At one point there were an estimated 3,000 eel restaurants just in Tokyo, Japan. Eels are really a traditional Japanese dish and they are indeed quite tasty. But catfish are also a sustainable and tasty fish Not many restaurants can afford at this point to even buy the eels.
There are lots of recipes for alternative fish to use all over the internet. Pretty certain you should probably stay away from farm raised freshwater eel that is not the same thing as an eel raised in captivity. From the wikipedia entry on unagi:
Instead, young eels are collected from the wild and then raised in various enclosures. In addition to wild eel populations being reduced by this process, eels are often farmed in open net pens which allow parasites, waste products, and diseases to flow directly back into wild eel habitat, further threatening wild populations. Freshwater eels are carnivores and as such are fed other wild-caught fish, adding another element of unsustainability to current eel farming practices.

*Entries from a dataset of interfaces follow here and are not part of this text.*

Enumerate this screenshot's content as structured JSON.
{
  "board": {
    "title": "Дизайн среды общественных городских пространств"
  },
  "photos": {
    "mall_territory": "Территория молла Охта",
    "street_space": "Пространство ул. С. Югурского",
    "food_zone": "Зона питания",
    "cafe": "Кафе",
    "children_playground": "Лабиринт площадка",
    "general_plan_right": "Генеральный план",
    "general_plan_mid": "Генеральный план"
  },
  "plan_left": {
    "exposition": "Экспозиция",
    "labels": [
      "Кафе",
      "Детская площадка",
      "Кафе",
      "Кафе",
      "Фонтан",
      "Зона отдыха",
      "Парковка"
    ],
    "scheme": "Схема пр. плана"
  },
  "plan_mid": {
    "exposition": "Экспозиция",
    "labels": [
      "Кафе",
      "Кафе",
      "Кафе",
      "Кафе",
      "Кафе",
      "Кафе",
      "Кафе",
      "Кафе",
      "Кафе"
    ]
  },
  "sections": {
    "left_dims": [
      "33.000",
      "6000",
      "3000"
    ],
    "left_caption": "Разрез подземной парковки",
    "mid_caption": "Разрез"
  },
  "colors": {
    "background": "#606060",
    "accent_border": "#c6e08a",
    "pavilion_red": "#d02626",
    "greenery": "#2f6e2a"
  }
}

Happy Day of the Ox! Maybe you should try some うなぎパイ – Unagi Pie or biscuits. If you really want an authentic touch get some real sansho from The Japanese Pantry And, let’s make sure something like Hiroshima never happens again, which is also recognized on August 6, 2017.
Nancy will be joined by Takehiro Wada of Wadaman Sesame and Jun’ichi Doi of Konbu Doi. Both companies are based in Osaka and are carrying incredible traditions in quality Japanese food into the 21st century.
Wadaman produces some of the best sesame seeds and sesame products available anywhere through a rigorous process that starts in the fields where they source the seeds and continues to their modern factory where they sort, roast and process.
Konbu Doi is a renowned specialty shop focused on seaweed. From the oceans off Hokkaido they bring the best Konbu to market and now these products are available in the USA through our friends at The Japanese Pantry (@japanesepantry.com)
Yamaki Jozo makes some of the most amazing Soy sauce you will ever taste, yuba, tofu and more. It’s organic and truly an artisanal product. Mami Kitani will join Nancy to showcase her family’s line of products produced in Saitama, north of Tokyo.
This is a unique chance to not only learn from one of the premier authorities on Japanese food (who happens to be American) but also a chance to taste, eat and work with the products from two of the top producers in modern Japan.